How does this compare to other venues around the country? Take into consideration that we choose to go to the Sunday Matinee, realizing full well Sunday matinee is when parents are most likely to take kids, the atmosphere is a little less formal, etc. The tickets still cost us around $75.00 each (which some of you will find inexpensive). To us, $150 is a significant amount to pay for two-three hours of entertainment. With that in mind....
We had a man in front of us take off his shoes and socks during the performance. He would slip them back on during intermissions, but took them off and aired his feet out during the performances. For the most part, he sat with them crossed...the sole of one foot facing the aisle. Just enough in front and to the side of me that my peripheral vision engaged whenever he wiggled his toes.
A woman behind us gave her child a cellophane wrapped bag of goodies to eat. They did not get eaten during either of the two intermissions, but were held in anticipation of the show. Crinkle, crinkle, crinkle....munch, munch, munch.
I can excuse the occasional parent who needs to leave with a child, but do they need to come back in? We have monitors in the lobby. One lady left and returned with her child twice from the row in front of us.
Lastly, what do you do about people who keep talking? Either telling the person next to them what just happened on stage or chatting away about non-ballet related events?
I was instructed at some point in my life that going to the ballet was special, and that talking, unwrapping cellophane, crunching plastic water bottles, and going barefoot were unacceptable. Have the standards changed? Have I become an old fuddy-duddy? Am I a 40+ year old beer-drinking gun-nut ballet snob?
I am glad people are supporting the ballet and the arts in general.
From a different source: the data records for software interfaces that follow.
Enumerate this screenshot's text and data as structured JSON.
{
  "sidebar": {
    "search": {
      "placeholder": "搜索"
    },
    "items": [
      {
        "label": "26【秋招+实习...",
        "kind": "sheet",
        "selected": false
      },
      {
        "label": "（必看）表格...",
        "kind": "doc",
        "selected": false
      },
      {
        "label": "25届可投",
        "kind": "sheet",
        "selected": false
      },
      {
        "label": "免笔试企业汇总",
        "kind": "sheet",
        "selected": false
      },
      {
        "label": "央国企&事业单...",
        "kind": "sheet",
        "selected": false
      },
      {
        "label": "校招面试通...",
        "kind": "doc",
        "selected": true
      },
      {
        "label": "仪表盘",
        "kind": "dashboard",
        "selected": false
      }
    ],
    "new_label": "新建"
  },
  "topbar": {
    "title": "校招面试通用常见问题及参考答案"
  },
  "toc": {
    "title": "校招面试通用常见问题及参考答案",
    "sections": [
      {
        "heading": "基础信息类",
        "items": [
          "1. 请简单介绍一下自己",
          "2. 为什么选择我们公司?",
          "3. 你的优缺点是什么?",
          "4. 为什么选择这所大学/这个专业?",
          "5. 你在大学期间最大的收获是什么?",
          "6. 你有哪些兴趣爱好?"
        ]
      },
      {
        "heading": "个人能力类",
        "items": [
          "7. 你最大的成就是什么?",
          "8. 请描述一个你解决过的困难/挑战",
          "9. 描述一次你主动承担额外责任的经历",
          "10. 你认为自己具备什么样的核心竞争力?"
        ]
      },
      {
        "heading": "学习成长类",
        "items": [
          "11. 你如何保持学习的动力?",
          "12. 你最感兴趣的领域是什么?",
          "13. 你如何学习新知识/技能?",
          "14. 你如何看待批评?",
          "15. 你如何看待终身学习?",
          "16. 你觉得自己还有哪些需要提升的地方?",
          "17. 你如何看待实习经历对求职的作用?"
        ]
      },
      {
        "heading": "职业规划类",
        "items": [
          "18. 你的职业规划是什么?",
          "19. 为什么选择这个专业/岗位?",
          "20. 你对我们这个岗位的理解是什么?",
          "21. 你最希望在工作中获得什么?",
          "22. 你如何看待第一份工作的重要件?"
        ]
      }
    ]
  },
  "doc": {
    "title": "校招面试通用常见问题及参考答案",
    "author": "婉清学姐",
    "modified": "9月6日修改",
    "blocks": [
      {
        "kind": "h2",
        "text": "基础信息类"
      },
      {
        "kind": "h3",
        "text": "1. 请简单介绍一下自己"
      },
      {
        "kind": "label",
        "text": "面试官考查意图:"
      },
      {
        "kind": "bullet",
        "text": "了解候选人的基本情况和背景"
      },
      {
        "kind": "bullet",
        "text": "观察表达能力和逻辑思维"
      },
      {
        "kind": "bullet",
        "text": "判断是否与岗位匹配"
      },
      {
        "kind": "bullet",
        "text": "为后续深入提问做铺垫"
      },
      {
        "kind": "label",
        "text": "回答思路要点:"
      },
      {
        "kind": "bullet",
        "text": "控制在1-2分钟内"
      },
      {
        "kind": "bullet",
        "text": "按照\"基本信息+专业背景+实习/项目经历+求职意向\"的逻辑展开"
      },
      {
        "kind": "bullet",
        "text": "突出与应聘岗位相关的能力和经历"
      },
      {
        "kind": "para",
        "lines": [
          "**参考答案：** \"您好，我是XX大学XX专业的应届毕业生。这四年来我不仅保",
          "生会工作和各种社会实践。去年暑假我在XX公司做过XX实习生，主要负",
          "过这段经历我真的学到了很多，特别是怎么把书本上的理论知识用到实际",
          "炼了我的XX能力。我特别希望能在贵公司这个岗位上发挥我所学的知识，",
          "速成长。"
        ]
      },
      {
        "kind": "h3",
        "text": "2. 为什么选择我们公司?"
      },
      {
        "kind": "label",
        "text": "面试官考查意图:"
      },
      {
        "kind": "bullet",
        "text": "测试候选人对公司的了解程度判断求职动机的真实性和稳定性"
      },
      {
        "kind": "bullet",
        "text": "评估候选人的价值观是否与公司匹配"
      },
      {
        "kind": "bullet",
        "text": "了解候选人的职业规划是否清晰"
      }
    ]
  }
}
I want more people coming to the shows, but at what point do you tell people that their behavior is inappropriate? Is this an "only in Portland, Oregon" thing?